Target: Greyhound Racing New South Wales Chief Executive Brent Hogan
Goal: Protect racing greyhounds from abuse, mistreatment, and abandonment.
Recent inquiries into Australia’s greyhound racing industry have revealed rampant cruelty, drugging, and unnecessary death. Along with the constant risk of injury for these quick canines, dogs used for racing now face increasing pressure to uphold the weakening racing industry as attendee base declines.
Every year in Australia alone, thousands of dogs are put to death for being slow, injured, or simply not a good enough candidate for racing. Of the 8,000 bred every year, 3,000 are euthanized as puppies, and even more are euthanized for growing past their prime or becoming injured during a race.
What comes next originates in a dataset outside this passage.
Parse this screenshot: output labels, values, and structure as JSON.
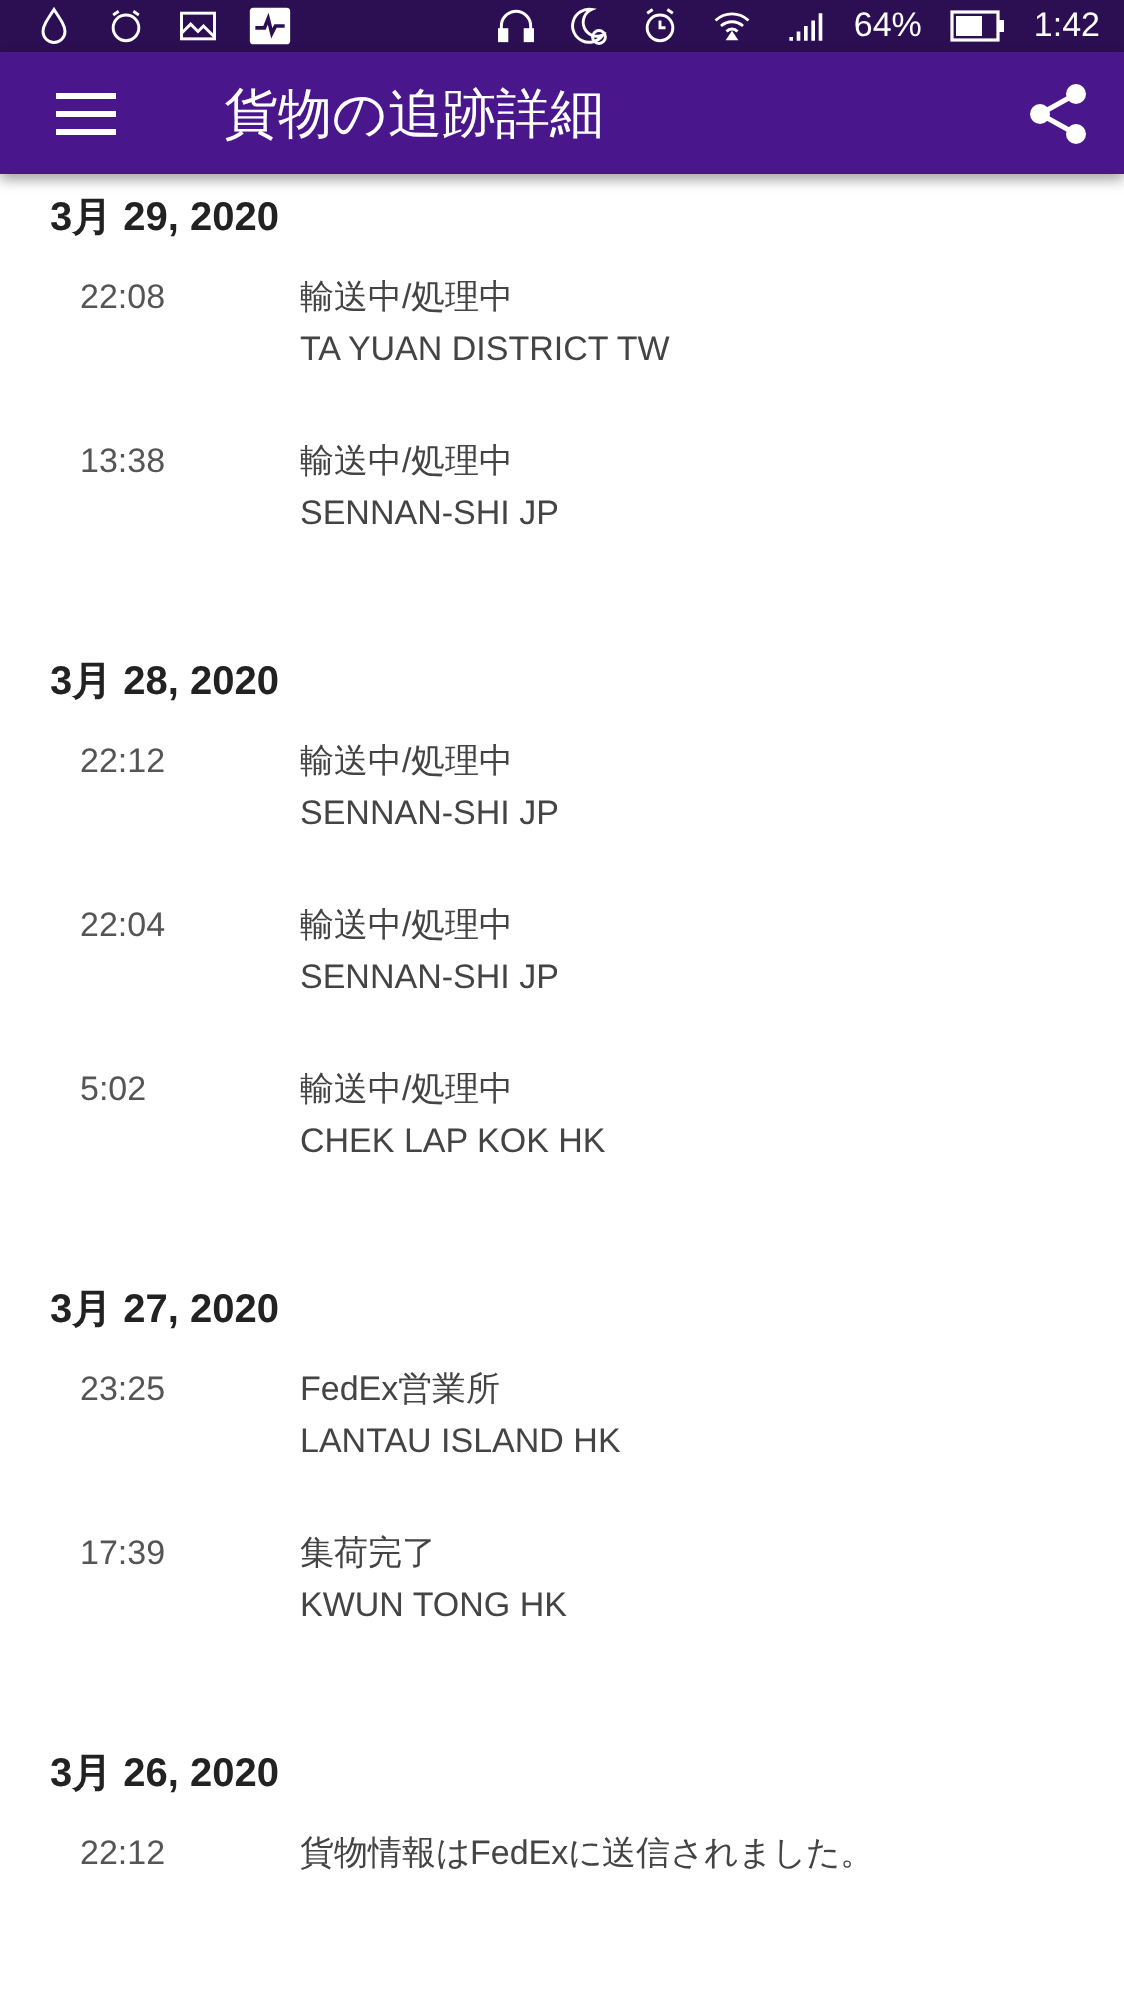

Dogs that do not sustain grave injuries are sometimes drugged and forced to race anyway, which can cause further injury and greater pain afterward. Some racing greyhounds have been found to have morphine or other pain-killing narcotics in their bloodstreams after racing. Blood tests have also indicated the presence of performance enhancing drugs in some racing dogs. This year, 70 dogs have tested positive for banned substances, while an unknown number of conventional drugs such as cocaine, amphetamines, and enhancing hormones go undetected.
Those dogs that are not euthanized are placed with shelters in attempts to find them a home. Upon their arrival at the shelter, many are found to exhibit symptoms of neglect and poor health – some are even in need of emergency treatment. Many of the female dogs are in poor condition due to over-breeding: the body becomes depleted of minerals and nutrients required to remain strong. Others show clear signs of abuse: one dog lost its eye after being hit with a belt buckle by its owner.
It is time for the Australian racing industry to stop exploiting intelligent creatures for the entertainment of gamblers. Fewer dogs should be reared each year to counteract the high rates of euthanasia. The use of drugs on racing dogs must be closely watched, and cruelty should be punished with the loss of permission to raise and race dogs.
Dear Greyhound Racing NSW Chief Executive Brent Hogan,
A recent inquiry into Australia’s greyhound racing industry uncovered mass euthanasia, mistreatment, drugging, and neglect toward dogs. As the world’s largest dog racing industry, it is imperative that Australia’s standards for treatment are improved and enforced.
Over 3000 greyhounds per year are euthanized after being deemed unprofitable, while only 52 have been adopted into family homes. Reasons for this mass euthanasia span from injuries to simply being not fast enough to race. Some injured dogs are given pain-killing narcotics and forced to race anyway, which causes further detriment to an injury and could result in permanent disability.
Other dogs are given performance-enhancing drugs such as hormones, or conventional drugs such as cocaine, caffeine, or amphetamines which are unlikely to show up on a test of a dog’s blood. Like in humans, these drugs can have adverse effects on the cardiovascular and nervous systems.
Veterinarians report that many dogs surrendered by the racing industry arrive in poor condition. Female dogs grow feeble after birthing too many puppies, while others show signs of neglect and starvation. Some even require emergency treatment – one dog lost its eye after an angry owner hit it with a belt buckle.
I demand that tighter regulations be imposed to cut down on Australia’s dog racing cruelty. Fewer dogs should be bred per year to cut down on the rate of unwanted dogs, while more funds should be allotted to adoption programs and shelters that take in the industry’s unwanted dogs. Owners that neglect and force drugs upon their dogs should immediately lose their ability to race and breed greyhounds.
[Your Name Here]
Photo Credit: Alex Lapuerta via Flickr